A class action lawsuit has been filed over ‘drifting’ Nintendo Switch Joy-Con Controllers.
Customers experiencing problems after their one-year warranty expires are paying to repair a known fault, the suit alleges.
‘Drifting’ Joy-Con controllers have been experienced by a number of Nintendo Switch owners, the suit continues, which is when controller movements are registered even when the analogue sticks are left untouched.
VGC's Nintendo Features:
Nintendo Direct live stream | Nintendo Switch Pro OLED | Best N64 Games | Best GameCube Games | Switch classic games | How to buy Switch games from different regions | Super Nintendo World review | Super Nintendo World Stamps guide | Super Nintendo World Keys guide | Super Nintendo World merchandise

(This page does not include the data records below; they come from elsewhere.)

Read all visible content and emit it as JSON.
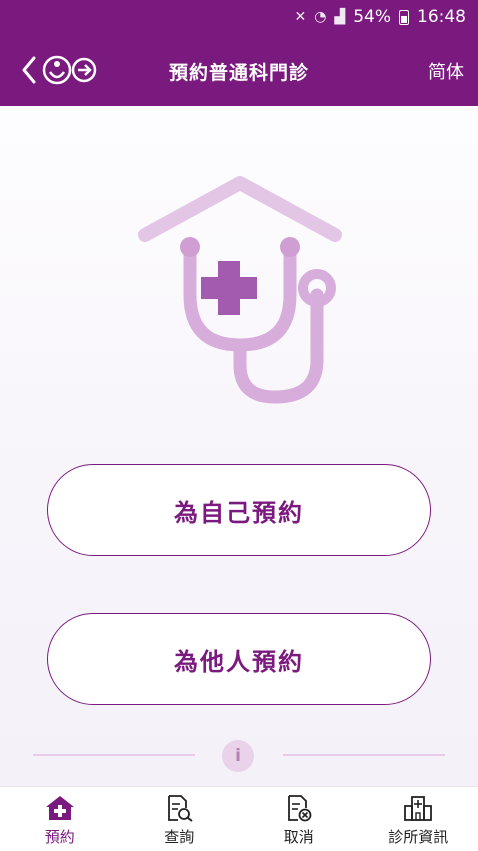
{
  "status_bar": {
    "battery": "54%",
    "time": "16:48"
  },
  "header": {
    "title": "預約普通科門診",
    "language_toggle": "简体"
  },
  "actions": {
    "self_booking": "為自己預約",
    "other_booking": "為他人預約"
  },
  "info": {
    "symbol": "i"
  },
  "bottom_nav": {
    "items": [
      {
        "label": "預約",
        "icon": "home-plus-icon",
        "active": true
      },
      {
        "label": "查詢",
        "icon": "document-search-icon",
        "active": false
      },
      {
        "label": "取消",
        "icon": "document-cancel-icon",
        "active": false
      },
      {
        "label": "診所資訊",
        "icon": "clinic-building-icon",
        "active": false
      }
    ]
  },
  "colors": {
    "brand": "#7a1a7f",
    "illustration": "#dcb4e0",
    "cross": "#a35bb0"
  }
}
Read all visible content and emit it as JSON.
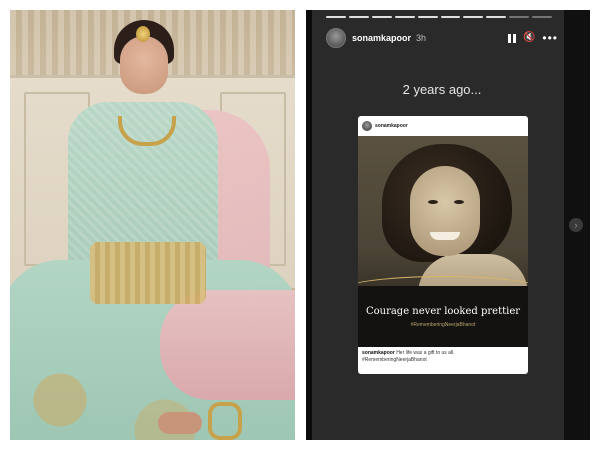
{
  "story": {
    "username": "sonamkapoor",
    "time_ago": "3h",
    "memory_label": "2 years ago...",
    "progress_segments": [
      {
        "state": "done"
      },
      {
        "state": "done"
      },
      {
        "state": "done"
      },
      {
        "state": "done"
      },
      {
        "state": "done"
      },
      {
        "state": "done"
      },
      {
        "state": "done"
      },
      {
        "state": "done"
      },
      {
        "state": "pending"
      },
      {
        "state": "pending"
      }
    ],
    "controls": {
      "pause_icon": "pause-icon",
      "mute_icon": "speaker-muted-icon",
      "mute_glyph": "🔇",
      "more_icon": "more-options-icon",
      "more_glyph": "•••"
    },
    "side_nav_glyph": "›"
  },
  "shared_post": {
    "username": "sonamkapoor",
    "caption_image_text": "Courage never looked prettier",
    "caption_image_tag": "#RememberingNeerjaBhanot",
    "footer_user": "sonamkapoor",
    "footer_text": "Her life was a gift to us all.",
    "footer_hashtag": "#RememberingNeerjaBhanot"
  },
  "colors": {
    "story_bg": "#2a2a2a",
    "gold_accent": "#d8b667"
  }
}
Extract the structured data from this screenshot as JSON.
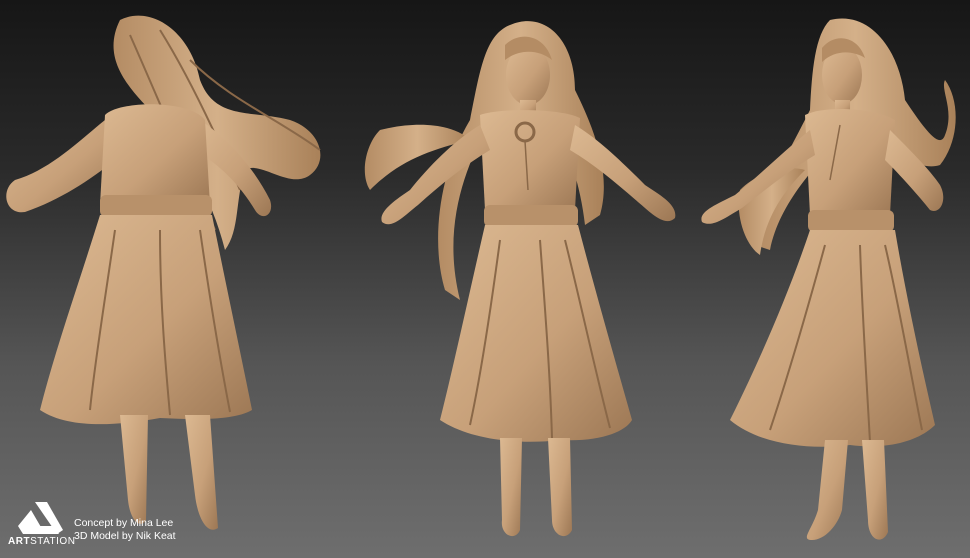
{
  "image": {
    "subject": "3D clay render turnaround of a long-haired girl in a flowing skirt",
    "views": [
      "back",
      "front",
      "three-quarter"
    ],
    "colors": {
      "clay": "#c7a079",
      "clay_shadow": "#8a6848",
      "clay_highlight": "#dcb992",
      "bg_top": "#161616",
      "bg_bottom": "#6e6e6e"
    }
  },
  "watermark": {
    "logo_icon": "artstation-logo-icon",
    "brand_bold": "ART",
    "brand_rest": "STATION",
    "credit_concept": "Concept by Mina Lee",
    "credit_model": "3D Model by Nik Keat"
  }
}
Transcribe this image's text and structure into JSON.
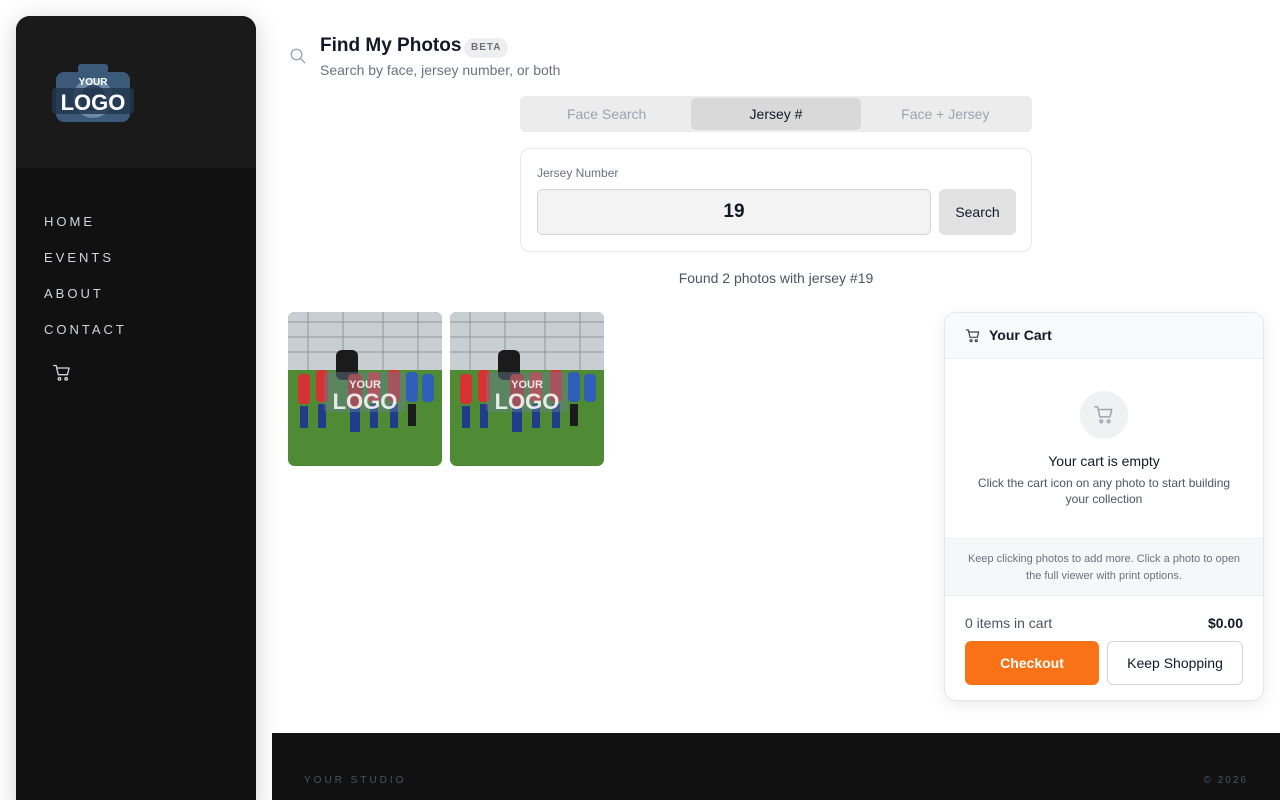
{
  "sidebar": {
    "logo_text_top": "YOUR",
    "logo_text_main": "LOGO",
    "nav": [
      {
        "label": "HOME"
      },
      {
        "label": "EVENTS"
      },
      {
        "label": "ABOUT"
      },
      {
        "label": "CONTACT"
      }
    ],
    "cart_icon": "cart-icon"
  },
  "header": {
    "title": "Find My Photos",
    "badge": "BETA",
    "subtitle": "Search by face, jersey number, or both",
    "icon": "search-icon"
  },
  "tabs": [
    {
      "label": "Face Search",
      "active": false
    },
    {
      "label": "Jersey #",
      "active": true
    },
    {
      "label": "Face + Jersey",
      "active": false
    }
  ],
  "search": {
    "label": "Jersey Number",
    "value": "19",
    "button": "Search"
  },
  "results": {
    "text": "Found 2 photos with jersey #19",
    "photos": [
      {
        "watermark_top": "YOUR",
        "watermark_main": "LOGO"
      },
      {
        "watermark_top": "YOUR",
        "watermark_main": "LOGO"
      }
    ]
  },
  "cart": {
    "title": "Your Cart",
    "empty_title": "Your cart is empty",
    "empty_desc": "Click the cart icon on any photo to start building your collection",
    "hint": "Keep clicking photos to add more. Click a photo to open the full viewer with print options.",
    "count": "0 items in cart",
    "total": "$0.00",
    "checkout": "Checkout",
    "keep_shopping": "Keep Shopping",
    "accent": "#f97316"
  },
  "footer": {
    "left": "YOUR STUDIO",
    "right": "© 2026"
  }
}
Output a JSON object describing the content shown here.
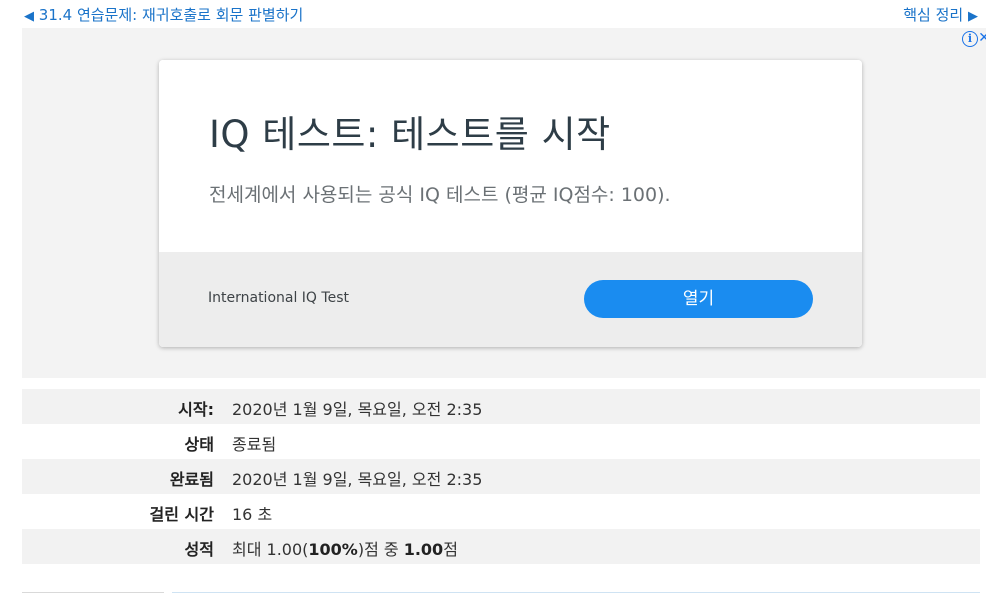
{
  "nav": {
    "prev_arrow": "◀",
    "prev_label": "31.4 연습문제: 재귀호출로 회문 판별하기",
    "next_label": "핵심 정리",
    "next_arrow": "▶"
  },
  "ad": {
    "adchoices_icon": "i",
    "close_icon": "✕",
    "title": "IQ 테스트: 테스트를 시작",
    "description": "전세계에서 사용되는 공식 IQ 테스트 (평균 IQ점수: 100).",
    "advertiser": "International IQ Test",
    "cta_label": "열기",
    "cta_color": "#1a8cf0"
  },
  "summary": {
    "rows": [
      {
        "label": "시작:",
        "value": "2020년 1월 9일, 목요일, 오전 2:35"
      },
      {
        "label": "상태",
        "value": "종료됨"
      },
      {
        "label": "완료됨",
        "value": "2020년 1월 9일, 목요일, 오전 2:35"
      },
      {
        "label": "걸린 시간",
        "value": "16 초"
      },
      {
        "label": "성적",
        "value_parts": {
          "p1": "최대 1.00(",
          "p2": "100%",
          "p3": ")점 중 ",
          "p4": "1.00",
          "p5": "점"
        }
      }
    ]
  },
  "colors": {
    "link": "#1a73c9",
    "stripe": "#f2f2f2",
    "ad_background": "#f3f3f3"
  }
}
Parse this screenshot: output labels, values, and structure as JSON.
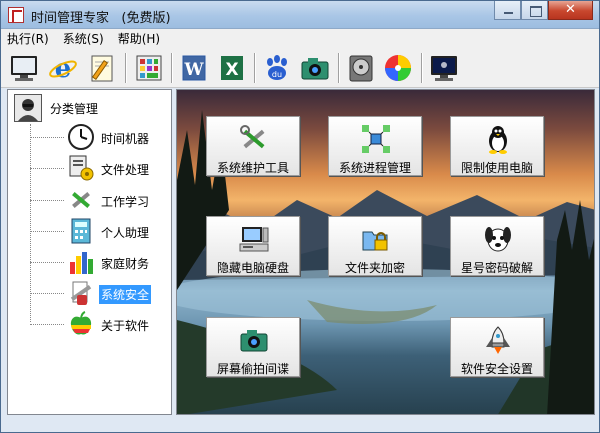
{
  "window": {
    "title": "时间管理专家   (免费版)",
    "close_symbol": "✕"
  },
  "menu": [
    "执行(R)",
    "系统(S)",
    "帮助(H)"
  ],
  "toolbar": [
    {
      "icon": "monitor-icon"
    },
    {
      "icon": "internet-explorer-icon"
    },
    {
      "icon": "notepad-pencil-icon"
    },
    {
      "icon": "calculator-panel-icon"
    },
    {
      "icon": "word-icon"
    },
    {
      "icon": "excel-icon"
    },
    {
      "icon": "baidu-paw-icon"
    },
    {
      "icon": "camera-icon"
    },
    {
      "icon": "disc-drive-icon"
    },
    {
      "icon": "cd-rainbow-icon"
    },
    {
      "icon": "display-icon"
    }
  ],
  "tree": {
    "root": "分类管理",
    "items": [
      "时间机器",
      "文件处理",
      "工作学习",
      "个人助理",
      "家庭财务",
      "系统安全",
      "关于软件"
    ],
    "selected_index": 5
  },
  "tiles": [
    {
      "label": "系统维护工具",
      "icon": "wrench-screwdriver-icon"
    },
    {
      "label": "系统进程管理",
      "icon": "process-network-icon"
    },
    {
      "label": "限制使用电脑",
      "icon": "penguin-icon"
    },
    {
      "label": "隐藏电脑硬盘",
      "icon": "computer-hdd-icon"
    },
    {
      "label": "文件夹加密",
      "icon": "folder-lock-icon"
    },
    {
      "label": "星号密码破解",
      "icon": "dog-icon"
    },
    {
      "label": "屏幕偷拍间谍",
      "icon": "spy-camera-icon"
    },
    {
      "label": "软件安全设置",
      "icon": "rocket-icon"
    }
  ],
  "colors": {
    "selection": "#3399ff",
    "titlebar": "#a9c6e6",
    "close": "#c8472e"
  }
}
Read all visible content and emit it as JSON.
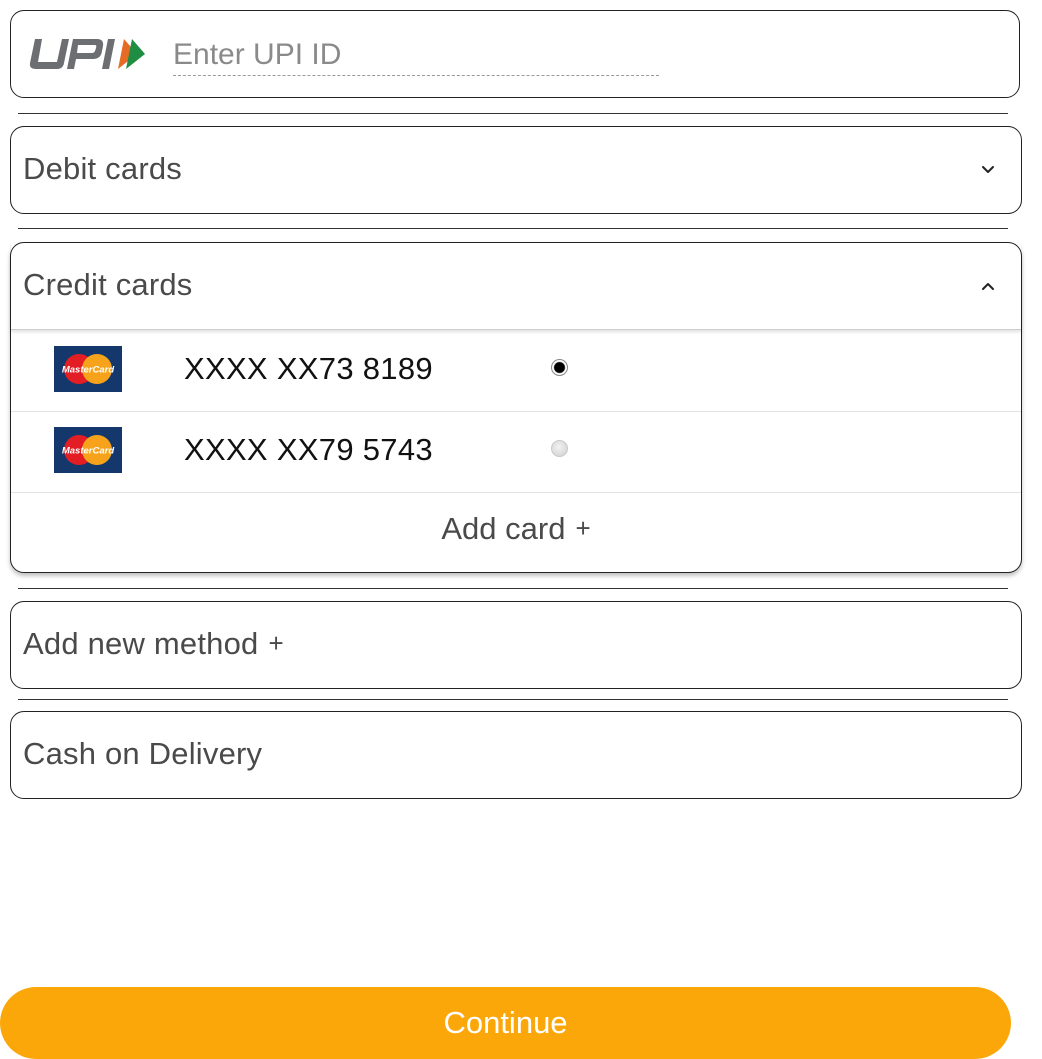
{
  "upi": {
    "logo_text": "UPI",
    "placeholder": "Enter UPI ID",
    "value": ""
  },
  "debit_cards": {
    "title": "Debit cards",
    "icon": "chevron-down-icon"
  },
  "credit_cards": {
    "title": "Credit cards",
    "icon": "chevron-up-icon",
    "cards": [
      {
        "brand_text": "MasterCard",
        "number": "XXXX XX73 8189",
        "selected": true
      },
      {
        "brand_text": "MasterCard",
        "number": "XXXX XX79 5743",
        "selected": false
      }
    ],
    "add_card_label": "Add card",
    "add_card_icon": "+"
  },
  "add_new_method": {
    "label": "Add new method",
    "icon": "+"
  },
  "cash_on_delivery": {
    "label": "Cash on Delivery"
  },
  "continue_button": {
    "label": "Continue"
  },
  "colors": {
    "accent": "#fba70a",
    "border": "#222222",
    "text": "#4a4a4a"
  }
}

The lawsuit was filed by plaintiff Ryan Diaz on July 19 in the US District Court for the Western District of Washington at Seattle.
Diaz says he sent a faulty Joy-Con to Nintendo for repair under the one-year warranty, only to experience drifting again a few months later, at which point he had to pay for a repair and decided to purchase two additional controllers for $90.
Diaz alleges that Nintendo is fully aware of the drifting defect after numerous online complaints received from its customers and yet continues to fail to “disclose the defect and routinely refuses to repair the joysticks without charge.”
The suit claims that Diaz’s experiences are “by no means isolated” and that “the internet is replete with examples of message boards and other websites where consumers have complained of the exact same Joy-Con defect.”
However, one attorney told GameDaily.biz that he believes the drifting issue has been exaggerated.
“I think social media has amplified this to be larger than it actually is,” Brandon J Huffman, attorney with Odin Law and Media told the publication.
“If 100 people total had this problem, and all posted about it and posted video, it does not mean, necessarily, that they are representative of millions more with the same issue. Time will tell if that hypothesis is correct.
“Whether this lawsuit will succeed is a crapshoot at this point… For Nintendo, the best case is it gets dismissed or the class does not get certified for some reason. Worst case is that Nintendo faces millions in damages and millions more in attorneys fees, but I think that is pretty unlikely.”